HLL++ is an extension to HLL (first talked about in this paper) that gives it better biasing properties and much better error rates for small set sizes without increasing memory usage. The biasing issue is addressed by some experiments that were run that gave quantitative numbers as to how the HLL's were being biased for different values. With this knowledge, we are able to adjust for the biasing effects (this is done in the EstimateBias function).

On the other hand, for small set sizes HLL++ uses a smart way of encoding integers to create a miniature HLL with much higher precision. HLL's have a nice property of doing better when you give it more data, however this miniature HLL (the SparseList in our implementation) is designed such that it gives very low errors in this regime (giving errors in the range of 0.018%). In addition, this list could be compressed easily to allow us to use this encoding much longer. Once enough items have been placed into the HLL, the integer encoding is reversed and we insert the old data into a classic HLL structure.


This library is fast! With an error rate of 0.1% (ie: p=20), while in the sparse regime (ie: small number of items compared to the error rate chosen), we can accomplish about 269,000 insertions per second on a 2011 Macbook Air. For the normal regime (ie: large number of items) we accomplish 1,880,000 insertions per second on the same hardware! Furthermore, cardinality queries (ie: asking "how many unique elements are in this HLL?") are quite quick. While they depend on many subtleties regarding the state of the HLL, they have an upper bound of 7ms per query (average of 2ms) for the same setup.

It may seem that strange that it is slower to add items to the HLL while it is less full, but this makes sense since we go to extra lengths and have a different insertion model when there aren't many items in order to fulfill the error guarantees.

If you care more about insertion speed than you do having good error bounds when the HLL is still relatively empty, simply call h.ToNormal() on the HLL once you have instantiated it in order to skip the sparse phase.
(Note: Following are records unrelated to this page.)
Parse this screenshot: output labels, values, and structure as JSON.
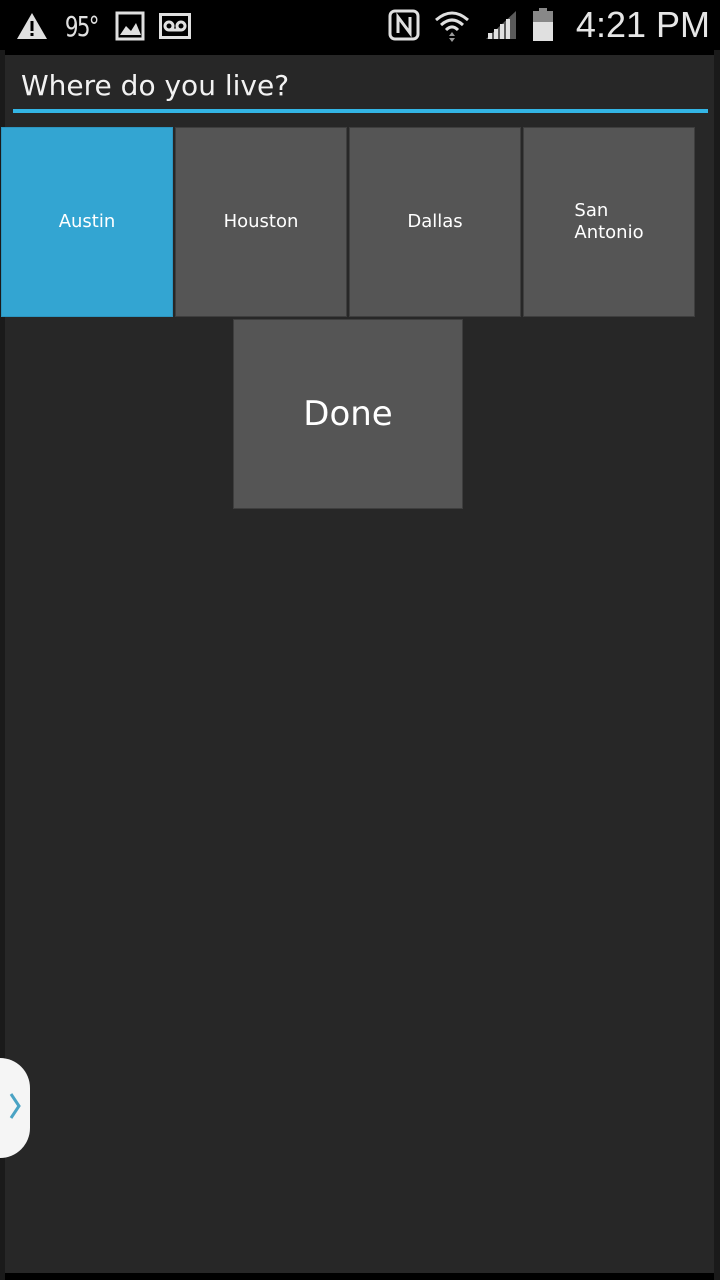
{
  "status_bar": {
    "temperature": "95°",
    "time": "4:21 PM",
    "icons": [
      "warning-icon",
      "gallery-icon",
      "voicemail-icon",
      "nfc-icon",
      "wifi-icon",
      "signal-icon",
      "battery-icon"
    ]
  },
  "dialog": {
    "title": "Where do you live?",
    "accent_color": "#33b5e5",
    "options": [
      {
        "label": "Austin",
        "selected": true
      },
      {
        "label": "Houston",
        "selected": false
      },
      {
        "label": "Dallas",
        "selected": false
      },
      {
        "label": "San\nAntonio",
        "selected": false
      }
    ],
    "done_label": "Done"
  }
}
This would be desirable if you are pre-loading the HLL with a lot of data and know that once the loading is done, it will be out of the sparse phase anyways (so you may as well get 4x faster insertion speeds to that your loading procedure finishes faster!).

Benchmarks can be run with go test --bench=.

Hashing functions

"Isn't the entropy of your hashing function very important for the error estimates?" you may be asking. Why, yes it is! We choose to use murmurhash3's 64bit hashing function by default, but this can be changed. Simply create a new hashing function that takes in a string and outputs a uint64 and set your HLL object's Hasher property to it. This should only be done before you have inserted any items into the object!

This is quite useful if you know a priori some properties of the data you will insert and can thus pick a more appropriate hashing function.



An implementation of HLL++ in go







No releases published


No packages published

Contributors 4